'What a fortunate thing we came here, Clifford, eh?' says one young fellow, putting up his eyeglass. 'You wanted to push on. Now we shall have company, and not lose our way in this beastly "bush", as they call it.'
'Well, it does look like luck,' says the other man. 'I was beginning to think the confounded place was getting farther off every day. Can you show us our rooms, if you please? I suppose we couldn't have a bath?'
'Oh yes, you can,' said Maddie; 'there's the creek at the bottom of the garden, only there's snakes now and then at night. I'll get you towels.'
'In that case I think I shall prefer to wait till the morning,' says the tall man. 'It will be something to look forward to.'
We were afraid the strangers would have spoiled our fun for the evening, but they didn't; we made out afterwards that the tall one was a lord. They were just like anybody else, and when we got the piano to work after tea they made themselves pleasant enough, and Starlight sang a song or two -- he could sing, and no mistake, when he liked -- and then one of them played a waltz and the girls danced together, and Starlight had some champagne in, said it was his birthday, and he'd just thought of it, and they got quite friendly and jolly before we turned in.
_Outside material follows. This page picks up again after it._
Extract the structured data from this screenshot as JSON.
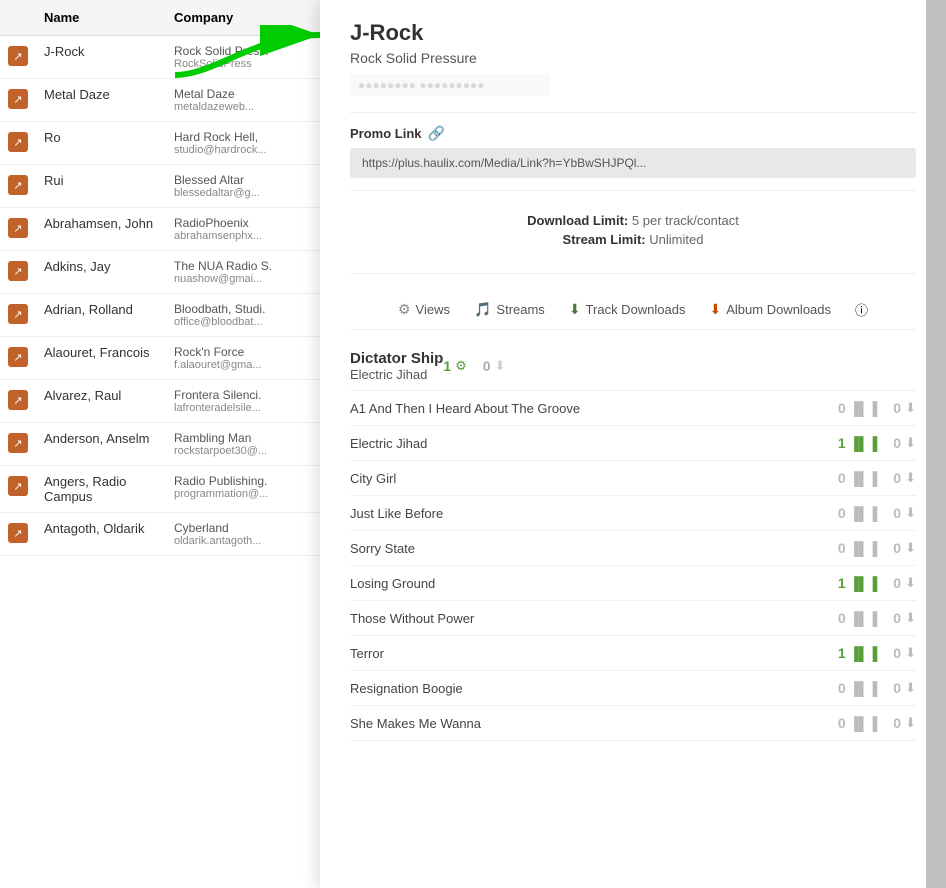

Next day we made a start, promising the girls a nugget each for a ring out of the first gold we got, and they promised to write to us and tell us if they heard any news. They knew what to say, and we shouldn't be caught simple if they could help it. Jim took care, though, to keep well off the road, and take all the short cuts he knew. We weren't quite safe till we was in the thick of the mining crowd. That's the best place for a man, or woman either, to hide that wants to drop out of sight and never be seen again. Many a time I've known a man, called Jack or Tom among the diggers, and never thought of as anything else, working like them, drinking and taking his pleasure and dressing like them, till he made his pile or died, or something, and then it turned out he was the Honourable Mr. So-and-So, Captain This, or Major That; perhaps the Reverend Somebody -- though that didn't happen often.
We were all the more contented, though, when we heard the row of the cradles and the clang and bang of the stampers in the quartz-crushing batteries again, and saw the big crowd moving up and down like a hill of ants, the same as when we'd left Turon last. As soon as we got into the main street we parted. Jim and I touched our hats and said good-bye to Starlight and the other two, who went away to the crack hotel. We went and made a camp down by the creek, so that we might turn to and peg out a claim, or buy out a couple of shares, first thing in the morning.